## Data extract
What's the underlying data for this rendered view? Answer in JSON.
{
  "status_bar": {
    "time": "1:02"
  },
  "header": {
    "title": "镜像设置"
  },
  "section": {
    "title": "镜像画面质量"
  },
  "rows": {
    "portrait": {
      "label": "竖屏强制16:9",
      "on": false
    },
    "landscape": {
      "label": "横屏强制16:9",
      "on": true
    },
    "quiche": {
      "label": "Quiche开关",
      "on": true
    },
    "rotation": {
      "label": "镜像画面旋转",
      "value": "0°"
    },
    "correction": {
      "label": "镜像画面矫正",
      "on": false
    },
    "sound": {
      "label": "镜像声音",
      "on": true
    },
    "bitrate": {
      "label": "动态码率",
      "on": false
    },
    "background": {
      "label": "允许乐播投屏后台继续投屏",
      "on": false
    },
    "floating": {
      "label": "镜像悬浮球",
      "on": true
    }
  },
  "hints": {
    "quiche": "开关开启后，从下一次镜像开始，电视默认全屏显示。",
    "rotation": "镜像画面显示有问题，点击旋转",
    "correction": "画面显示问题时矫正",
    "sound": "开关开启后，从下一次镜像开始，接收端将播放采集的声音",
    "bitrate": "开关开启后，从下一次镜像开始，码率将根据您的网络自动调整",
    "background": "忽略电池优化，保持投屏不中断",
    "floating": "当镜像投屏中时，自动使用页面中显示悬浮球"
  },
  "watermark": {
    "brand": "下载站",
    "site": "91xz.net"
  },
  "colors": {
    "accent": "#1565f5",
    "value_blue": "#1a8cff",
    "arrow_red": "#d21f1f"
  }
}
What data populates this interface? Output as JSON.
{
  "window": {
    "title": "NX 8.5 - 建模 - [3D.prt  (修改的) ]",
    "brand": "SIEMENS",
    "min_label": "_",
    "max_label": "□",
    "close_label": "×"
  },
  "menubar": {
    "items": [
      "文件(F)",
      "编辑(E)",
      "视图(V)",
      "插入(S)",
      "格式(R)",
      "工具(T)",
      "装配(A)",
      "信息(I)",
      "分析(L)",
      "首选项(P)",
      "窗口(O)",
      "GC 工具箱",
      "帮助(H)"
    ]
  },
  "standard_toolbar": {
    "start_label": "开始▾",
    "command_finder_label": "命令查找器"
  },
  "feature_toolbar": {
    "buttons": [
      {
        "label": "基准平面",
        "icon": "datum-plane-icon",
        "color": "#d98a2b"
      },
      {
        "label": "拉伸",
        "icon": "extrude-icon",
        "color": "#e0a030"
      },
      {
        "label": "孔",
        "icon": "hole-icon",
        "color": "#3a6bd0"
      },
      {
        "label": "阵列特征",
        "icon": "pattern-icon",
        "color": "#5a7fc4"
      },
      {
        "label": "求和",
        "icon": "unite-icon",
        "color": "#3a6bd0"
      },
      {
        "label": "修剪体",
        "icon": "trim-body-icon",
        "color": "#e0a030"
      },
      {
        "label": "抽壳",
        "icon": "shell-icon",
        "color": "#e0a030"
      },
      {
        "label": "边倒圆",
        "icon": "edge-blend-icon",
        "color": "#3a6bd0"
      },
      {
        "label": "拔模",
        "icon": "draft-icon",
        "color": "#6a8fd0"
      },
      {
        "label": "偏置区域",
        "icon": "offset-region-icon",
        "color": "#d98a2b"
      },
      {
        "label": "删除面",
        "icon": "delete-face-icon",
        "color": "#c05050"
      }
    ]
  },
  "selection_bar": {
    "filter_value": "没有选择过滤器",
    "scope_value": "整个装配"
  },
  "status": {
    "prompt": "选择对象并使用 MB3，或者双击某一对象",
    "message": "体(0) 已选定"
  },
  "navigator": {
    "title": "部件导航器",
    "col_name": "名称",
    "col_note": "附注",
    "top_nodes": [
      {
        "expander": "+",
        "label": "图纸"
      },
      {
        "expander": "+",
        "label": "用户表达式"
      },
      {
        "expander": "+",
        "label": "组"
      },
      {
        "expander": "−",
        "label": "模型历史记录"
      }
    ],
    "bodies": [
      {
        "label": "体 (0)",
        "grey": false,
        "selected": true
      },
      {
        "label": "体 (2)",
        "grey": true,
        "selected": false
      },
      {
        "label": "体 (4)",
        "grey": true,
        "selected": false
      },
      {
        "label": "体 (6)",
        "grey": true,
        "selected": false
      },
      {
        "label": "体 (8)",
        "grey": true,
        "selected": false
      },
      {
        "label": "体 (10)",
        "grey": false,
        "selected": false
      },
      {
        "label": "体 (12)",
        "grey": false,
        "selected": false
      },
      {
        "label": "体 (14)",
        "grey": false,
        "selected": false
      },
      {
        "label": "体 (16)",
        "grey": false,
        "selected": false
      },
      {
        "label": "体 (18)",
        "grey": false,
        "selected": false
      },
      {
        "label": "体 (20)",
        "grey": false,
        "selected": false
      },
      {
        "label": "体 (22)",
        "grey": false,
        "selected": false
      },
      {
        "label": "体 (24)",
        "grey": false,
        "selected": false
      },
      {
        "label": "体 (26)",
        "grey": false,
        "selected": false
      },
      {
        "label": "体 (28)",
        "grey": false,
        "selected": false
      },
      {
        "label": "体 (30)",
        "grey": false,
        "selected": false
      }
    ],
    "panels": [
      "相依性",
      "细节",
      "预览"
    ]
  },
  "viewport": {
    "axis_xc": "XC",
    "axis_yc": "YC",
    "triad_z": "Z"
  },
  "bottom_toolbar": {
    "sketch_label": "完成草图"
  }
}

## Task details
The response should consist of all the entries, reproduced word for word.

## Solution below
What's the underlying data for this rendered view? Answer in JSON.
{
  "status_bar": {
    "time": "1:02"
  },
  "header": {
    "title": "镜像设置"
  },
  "section": {
    "title": "镜像画面质量"
  },
  "rows": {
    "portrait": {
      "label": "竖屏强制16:9",
      "on": false
    },
    "landscape": {
      "label": "横屏强制16:9",
      "on": true
    },
    "quiche": {
      "label": "Quiche开关",
      "on": true
    },
    "rotation": {
      "label": "镜像画面旋转",
      "value": "0°"
    },
    "correction": {
      "label": "镜像画面矫正",
      "on": false
    },
    "sound": {
      "label": "镜像声音",
      "on": true
    },
    "bitrate": {
      "label": "动态码率",
      "on": false
    },
    "background": {
      "label": "允许乐播投屏后台继续投屏",
      "on": false
    },
    "floating": {
      "label": "镜像悬浮球",
      "on": true
    }
  },
  "hints": {
    "quiche": "开关开启后，从下一次镜像开始，电视默认全屏显示。",
    "rotation": "镜像画面显示有问题，点击旋转",
    "correction": "画面显示问题时矫正",
    "sound": "开关开启后，从下一次镜像开始，接收端将播放采集的声音",
    "bitrate": "开关开启后，从下一次镜像开始，码率将根据您的网络自动调整",
    "background": "忽略电池优化，保持投屏不中断",
    "floating": "当镜像投屏中时，自动使用页面中显示悬浮球"
  },
  "watermark": {
    "brand": "下载站",
    "site": "91xz.net"
  },
  "colors": {
    "accent": "#1565f5",
    "value_blue": "#1a8cff",
    "arrow_red": "#d21f1f"
  }
}
What data populates this interface? Output as JSON.
{
  "window": {
    "title": "NX 8.5 - 建模 - [3D.prt  (修改的) ]",
    "brand": "SIEMENS",
    "min_label": "_",
    "max_label": "□",
    "close_label": "×"
  },
  "menubar": {
    "items": [
      "文件(F)",
      "编辑(E)",
      "视图(V)",
      "插入(S)",
      "格式(R)",
      "工具(T)",
      "装配(A)",
      "信息(I)",
      "分析(L)",
      "首选项(P)",
      "窗口(O)",
      "GC 工具箱",
      "帮助(H)"
    ]
  },
  "standard_toolbar": {
    "start_label": "开始▾",
    "command_finder_label": "命令查找器"
  },
  "feature_toolbar": {
    "buttons": [
      {
        "label": "基准平面",
        "icon": "datum-plane-icon",
        "color": "#d98a2b"
      },
      {
        "label": "拉伸",
        "icon": "extrude-icon",
        "color": "#e0a030"
      },
      {
        "label": "孔",
        "icon": "hole-icon",
        "color": "#3a6bd0"
      },
      {
        "label": "阵列特征",
        "icon": "pattern-icon",
        "color": "#5a7fc4"
      },
      {
        "label": "求和",
        "icon": "unite-icon",
        "color": "#3a6bd0"
      },
      {
        "label": "修剪体",
        "icon": "trim-body-icon",
        "color": "#e0a030"
      },
      {
        "label": "抽壳",
        "icon": "shell-icon",
        "color": "#e0a030"
      },
      {
        "label": "边倒圆",
        "icon": "edge-blend-icon",
        "color": "#3a6bd0"
      },
      {
        "label": "拔模",
        "icon": "draft-icon",
        "color": "#6a8fd0"
      },
      {
        "label": "偏置区域",
        "icon": "offset-region-icon",
        "color": "#d98a2b"
      },
      {
        "label": "删除面",
        "icon": "delete-face-icon",
        "color": "#c05050"
      }
    ]
  },
  "selection_bar": {
    "filter_value": "没有选择过滤器",
    "scope_value": "整个装配"
  },
  "status": {
    "prompt": "选择对象并使用 MB3，或者双击某一对象",
    "message": "体(0) 已选定"
  },
  "navigator": {
    "title": "部件导航器",
    "col_name": "名称",
    "col_note": "附注",
    "top_nodes": [
      {
        "expander": "+",
        "label": "图纸"
      },
      {
        "expander": "+",
        "label": "用户表达式"
      },
      {
        "expander": "+",
        "label": "组"
      },
      {
        "expander": "−",
        "label": "模型历史记录"
      }
    ],
    "bodies": [
      {
        "label": "体 (0)",
        "grey": false,
        "selected": true
      },
      {
        "label": "体 (2)",
        "grey": true,
        "selected": false
      },
      {
        "label": "体 (4)",
        "grey": true,
        "selected": false
      },
      {
        "label": "体 (6)",
        "grey": true,
        "selected": false
      },
      {
        "label": "体 (8)",
        "grey": true,
        "selected": false
      },
      {
        "label": "体 (10)",
        "grey": false,
        "selected": false
      },
      {
        "label": "体 (12)",
        "grey": false,
        "selected": false
      },
      {
        "label": "体 (14)",
        "grey": false,
        "selected": false
      },
      {
        "label": "体 (16)",
        "grey": false,
        "selected": false
      },
      {
        "label": "体 (18)",
        "grey": false,
        "selected": false
      },
      {
        "label": "体 (20)",
        "grey": false,
        "selected": false
      },
      {
        "label": "体 (22)",
        "grey": false,
        "selected": false
      },
      {
        "label": "体 (24)",
        "grey": false,
        "selected": false
      },
      {
        "label": "体 (26)",
        "grey": false,
        "selected": false
      },
      {
        "label": "体 (28)",
        "grey": false,
        "selected": false
      },
      {
        "label": "体 (30)",
        "grey": false,
        "selected": false
      }
    ],
    "panels": [
      "相依性",
      "细节",
      "预览"
    ]
  },
  "viewport": {
    "axis_xc": "XC",
    "axis_yc": "YC",
    "triad_z": "Z"
  },
  "bottom_toolbar": {
    "sketch_label": "完成草图"
  }
}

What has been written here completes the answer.